I agree with you. Psychologically, these children have been damaged in some way and humiliating them in public only compounds that. Granted, I was corporally punished as a child in public but that taught me respect for my family and parents and to represent the image of my family dutifully in social situations. I've been raised to be polite and help other people. Kids who are humiliated will only see this as an educational tool.
Christin, your example is a very stark example of the cycle of abuse that is too prevalent in our society today. It seems rather clear that the parent was "showing off" as to how he is such a smart punisher. Clearly this child's bullying is home grown and we can only hope that somehow the child stops the cycle of abuse. Holding someone up to public ridicule is bullying, at least by any reasonable interpretation. So this guy is bullying to prevent bullying - good luck with that nonsensical approach.
I would bet ten to one that this guy was bullied by his father.
I appreciate your candor and on-par analysis of the situation with the child.
Totally agree. Narcissism on part of the father to have to do this publicly for praise from the public.
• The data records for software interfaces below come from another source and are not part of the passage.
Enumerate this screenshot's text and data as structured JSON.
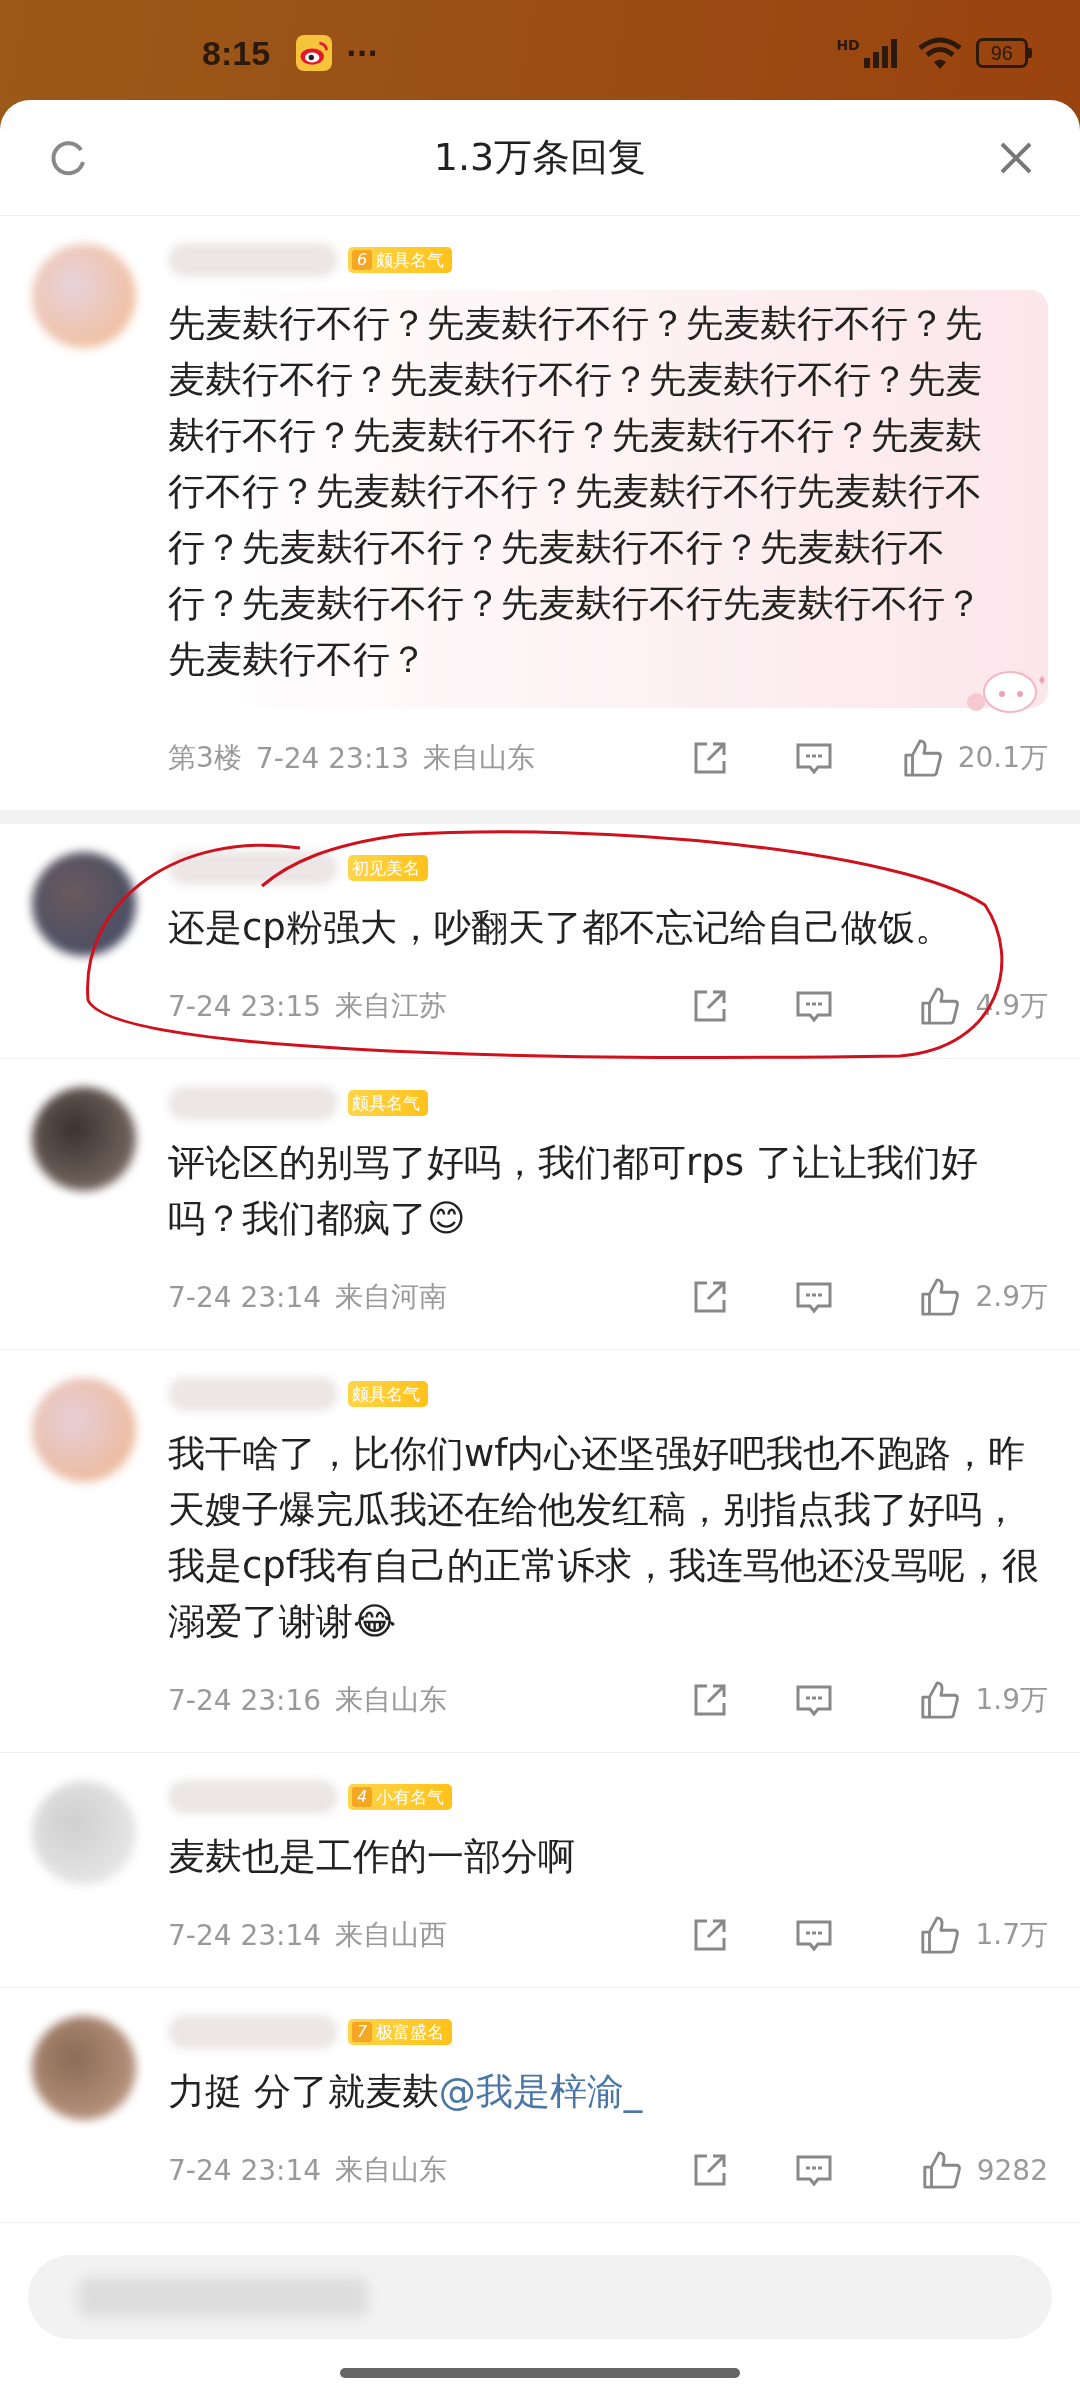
{
  "status_bar": {
    "time": "8:15",
    "more": "···",
    "network": "HD",
    "battery": "96"
  },
  "sheet": {
    "title": "1.3万条回复"
  },
  "comments": [
    {
      "badge": {
        "level": "6",
        "label": "颇具名气"
      },
      "bubble": true,
      "text": "先麦麸行不行？先麦麸行不行？先麦麸行不行？先麦麸行不行？先麦麸行不行？先麦麸行不行？先麦麸行不行？先麦麸行不行？先麦麸行不行？先麦麸行不行？先麦麸行不行？先麦麸行不行先麦麸行不行？先麦麸行不行？先麦麸行不行？先麦麸行不行？先麦麸行不行？先麦麸行不行先麦麸行不行？先麦麸行不行？",
      "floor": "第3楼",
      "time": "7-24 23:13",
      "location": "来自山东",
      "likes": "20.1万"
    },
    {
      "badge": {
        "label": "初见美名"
      },
      "bubble": false,
      "text": "还是cp粉强大，吵翻天了都不忘记给自己做饭。",
      "time": "7-24 23:15",
      "location": "来自江苏",
      "likes": "4.9万"
    },
    {
      "badge": {
        "label": "颇具名气"
      },
      "bubble": false,
      "text": "评论区的别骂了好吗，我们都可rps 了让让我们好吗？我们都疯了😊",
      "time": "7-24 23:14",
      "location": "来自河南",
      "likes": "2.9万"
    },
    {
      "badge": {
        "label": "颇具名气"
      },
      "bubble": false,
      "text": "我干啥了，比你们wf内心还坚强好吧我也不跑路，昨天嫂子爆完瓜我还在给他发红稿，别指点我了好吗，我是cpf我有自己的正常诉求，我连骂他还没骂呢，很溺爱了谢谢😂",
      "time": "7-24 23:16",
      "location": "来自山东",
      "likes": "1.9万"
    },
    {
      "badge": {
        "level": "4",
        "label": "小有名气"
      },
      "bubble": false,
      "text": "麦麸也是工作的一部分啊",
      "time": "7-24 23:14",
      "location": "来自山西",
      "likes": "1.7万"
    },
    {
      "badge": {
        "level": "7",
        "label": "极富盛名"
      },
      "bubble": false,
      "text": "力挺 分了就麦麸",
      "mention": "@我是梓渝_",
      "time": "7-24 23:14",
      "location": "来自山东",
      "likes": "9282"
    }
  ]
}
In stark contrast to the reasonable answers here - people on that page were praising his "amazing" parenting skills and I was astonished!
by talfonso 6 years ago
I live in Tampa Bay, and recently, I heard about the news about one area teenager holding up a sign that said, "I did 4 questions on my FCAT and said I wasn’t going to do it…GPA 1.22…honk if I need (an) education.“ If you don't know what the heck is FCAT, it's my state's standardized...
by Steven Escareno 3 years ago
According to various news sources, a barber found out his son has been acting up in school lately, so he punishes him by giving the kid a "Benjamin Button" style haircut aka an old man hair cut. Here's a link to a youtube video that goes into it with a bit more...
by ngureco 5 years ago
How Should Parents Discipline Their Children? Is Corporal Punishment A Form Of Child Abuse?
by Shil1978 7 years ago
Would you spank your child? Do you think it is right or produces results? Do you approve of it?
by Wendy Iturrizaga 7 years ago
Spanking as a form of disciplineThe are many parents who believe that corporal punishment is necessary for successful child rearing. Is that true? Or is spanking another form of child abuse?
by Diane Inside 8 years ago
I don't have children, but it seems to me that there are a lot more brats out there these days. Nieces and Nephews included. But parents don't believe in corporal punishment anymore. I remember getting whipped for bad behavior and I fully deserved it more times than I care to admit, but I never...
Copyright © 2018 HubPages Inc. and respective owners. Other product and company names shown may be trademarks of their respective owners. HubPages® is a registered Service Mark of HubPages, Inc. HubPages and Hubbers (authors) may earn revenue on this page based on affiliate relationships and advertisements with partners including Amazon, Google, and others.
|HubPages Device ID||This is used to identify particular browsers or devices when the access the service, and is used for security reasons.|
|Login||This is necessary to sign in to the HubPages Service.|
|HubPages Traffic Pixel||This is used to collect data on traffic to articles and other pages on our site. Unless you are signed in to a HubPages account, all personally identifiable information is anonymized.|
|Remarketing Pixels||We may use remarketing pixels from advertising networks such as Google AdWords, Bing Ads, and Facebook in order to advertise the HubPages Service to people that have visited our sites.|
|Conversion Tracking Pixels||We may use conversion tracking pixels from advertising networks such as Google AdWords, Bing Ads, and Facebook in order to identify when an advertisement has successfully resulted in the desired action, such as signing up for the HubPages Service or publishing an article on the HubPages Service.|